  • We are also concerned that a “streamlined land use application process for priority areas” (page 42) may lead to short cuts on public participation and on statutory processes and would only support this if the plan made clear that all such processes would not escape normal processes under law for public participation, as prescribed in the Municipal Service Act. There is nothing wrong with trying to speed up or make more efficient administrative processes but these should not come at the expense of due process.  


  1. There are also some key elements omitted from the plan. 
  • Page 125 Para 6.1.6 deals with new developments and strategic sites. We are puzzled as to why Ndabeni, which is a site where the City owns substantial tracts of land, and which the 2019 TR LSDP cited as a possible development area, is not listed as a Strategic Site in the plan. It is located potentially close to a rail link and it not far from the Voortrekker Rd development corridor. So it is missed opportunity and we wonder why it has been omitted from the Plan.  
  • The Implementation Plan refers in paragraph to promoting resilient food systems. We did not see any clear and structured plan for promoting urban food gardens in the district. Given high level of food insecurity generally, aggravated by the COVID-19 epidemic, one might have expected to see more explanation of how the plan was going to encourage urban gardening as a food security measure.  
  • Under income generation in the Implementation Plan (page 41), we would like to propose a different perspective on income generation.
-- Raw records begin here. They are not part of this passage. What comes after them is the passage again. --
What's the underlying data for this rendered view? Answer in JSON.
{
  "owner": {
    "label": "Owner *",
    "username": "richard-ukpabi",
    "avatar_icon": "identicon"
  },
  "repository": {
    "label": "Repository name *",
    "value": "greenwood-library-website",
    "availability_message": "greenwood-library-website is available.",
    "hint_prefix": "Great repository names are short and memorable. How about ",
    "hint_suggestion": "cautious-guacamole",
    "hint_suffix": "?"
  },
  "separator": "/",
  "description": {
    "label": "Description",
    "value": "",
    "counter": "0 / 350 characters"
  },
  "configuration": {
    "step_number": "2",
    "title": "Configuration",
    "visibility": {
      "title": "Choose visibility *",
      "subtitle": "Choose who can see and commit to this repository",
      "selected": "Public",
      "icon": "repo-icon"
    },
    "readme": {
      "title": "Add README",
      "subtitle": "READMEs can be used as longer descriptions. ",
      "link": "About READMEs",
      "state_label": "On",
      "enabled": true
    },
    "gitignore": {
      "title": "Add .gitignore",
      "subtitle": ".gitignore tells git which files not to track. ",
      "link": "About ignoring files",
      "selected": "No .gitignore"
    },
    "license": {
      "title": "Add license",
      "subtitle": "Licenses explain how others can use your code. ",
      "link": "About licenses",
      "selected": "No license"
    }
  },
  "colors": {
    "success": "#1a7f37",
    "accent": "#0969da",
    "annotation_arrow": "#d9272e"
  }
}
Rather than it being about DCAS Award Winner, 2018 for Most Active Conservation Body; NPO number: 174 – 174 NPO 60 Trill Road, Observatory, 7925; phone 082 731 0830 9  


  1. Interim arrangements: While the policy proposes withdrawing the Observatory Plan and the Two Rivers Urban Park Contextual Framework Policy 2003, the District Plan is insufficiently detailed to provide clear guidance if these plans are withdrawn. Until such time as new sub-district/local plans are in place, we do not want to see an absence of any planning framework. Our experience is that bad decisions are when there is discretion left to planning officials to make decision in the absence of clear guidance. There the District Plan should provide for an interim period where the existing plans stand until news plans are in place. 


  1. Lastly, we concur with the OBSID submission that the Plan fails to capture the cultural heart and civic attributes of Observatory, even though it proposes in principle to protect the historic fabric and culture of Observatory. We therefore attach Annexure 3 which is a statement of the OCA’s vision and mission, developed collaborative over the past years with Observatory residents andorganisations. 


Thank you for the opportunity to comment.  

We expect that further opportunities will be provided given the complexities of the documents, the contradictions that are apparent, and the information gaps which undermine the informants for proper planning.  

Yours sincerely  

Leslie London Chairperson